Recruitment Process Losing You Candidates?
Ever wondered why you aren’t employing the best candidates or losing good people throughout the recruitment process?
It’s exactly that, your recruitment process.
The market has changed. It’s no longer enough to sit in your office, interview candidates and expect them to want to work for your company just because they came along for an interview or want to change roles. There are some high calibre people out there currently and there are also a number of great companies and opportunities for them, despite the uncertainty of Brexit and the threat of a possible recession.
It’s a candidates market and unless companies have a smooth recruitment process, and go that extra mile to engage and attract talent, they will go to your competition.
We hear comments all the time including:
“I wouldn’t interview there again, I saw them last year and received no feedback”.
“The person who interviewed me wasn’t prepared and wasn’t engaged”.
“The process was clumsy and endless”, “It took weeks to get any feedback”.
This is just a few of the comments we hear on a daily basis.
So how can you correct this?
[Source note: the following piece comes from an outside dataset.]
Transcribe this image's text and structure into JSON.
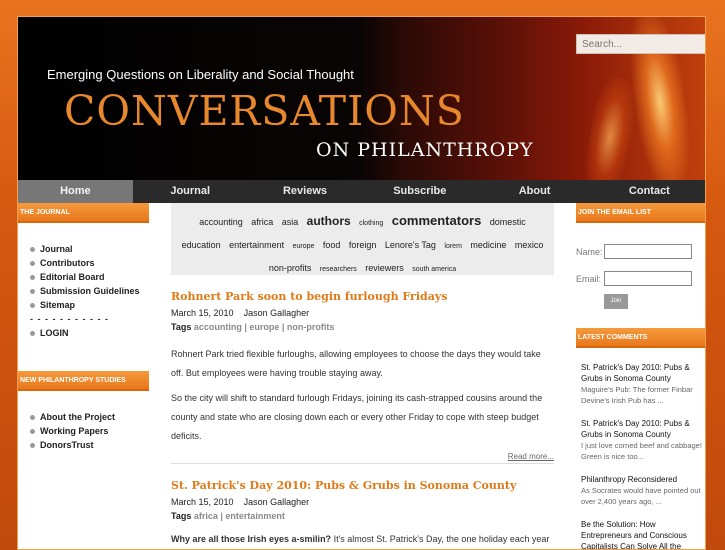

The first step to elevating your brand is to have a well thought out and informative job description which not only outlines the requirements of the role but also provide a rounded view of the organisation and the company culture. Careful consideration should go into defining the role and the profile of individuals you want to attract. Not only will this show candidates that you are serious about hiring it shows that you have a good grasp of what is required in the role.
Have a structured interview process that is adhered to, ensuring consistency of interviewers at each stage. Be wary of having too many steps in the process and having too many people involved, this will just lead to confusion and often differing opinions which should have been ironed out at the beginning of the process.
All individuals in the interview process should be aware of both the technical / hard skills required in the vacancy as well as the softer skills such as gravitas, communication and goal-setting and these should be agreed upon prior to interview.
Prior to any interview all interviewers should have fully read (not just scanned) the candidates CV and be prepared with specific questions relating to that candidate’s experience to ensure that the best use is made of the time available.
The Interview Process
It’s extremely important that every candidate walks out of an interview with a great impression of you and your business, whether you want to hire them or not. Candidates are one of the biggest marketing tools you have and leaving them with a good, or indeed bad, impression will have an effect on how the company is perceived in the market. To ensure candidates have a positive experience stick to the following steps.
Ensure that the interview process is as slick as possible. This is the candidate’s first impression of your company and often is very indicative of what it is like to work there. Earmark interview dates for each stage and stick to them. Candidates will appreciate that you have put some consideration into the process and it shows that you are a professional organisation.
There should never be any surprises when candidates turn up for an interview, they should be made aware well in advance of whom they are meeting. If an interviewer isn’t able to attend and sends a replacement, make sure the candidate is alerted.
Will it be competency based, a panel interview or other type of interview? Ensure candidates are well briefed beforehand and any preparation is clearly outlined.
Be on time, if you are going to be late at all then make sure somebody advises the candidate. When interviewing, candidates will have taken time out of their schedules in order to prepare for the interview and will often have taken time out of their current job in order to attend the interview, it is therefore important to respect that this is a two way process and the effort they have made.
If a presentation is part of the interview process then consider whether it is absolutely necessary or not. Be clear about what you want to get out of it and make sure candidates, and interviewers, are well aware.
Always provide clear and constructive feedback within 24-48 hours of the interview – failure to provide any feedback at all give a bad impression and can leave a bad taste, especially after the effort they’ve made and time they have taken off work to meet with you.
So, to wrap up, ensure the hiring process is professional and reflects the company, the culture and growth plan. Ensure the relevant people are conducting the interviews and that they are prepped and will give the candidate a positive experience. Even if you don’t want to hire a candidate, they should always come away feeling they want the role and want to work for your company. A candidate is a walking, talking marketing tool for you and can easily put negative feedback on your company into the market, likewise they can send a much more positive message. Which would you prefer?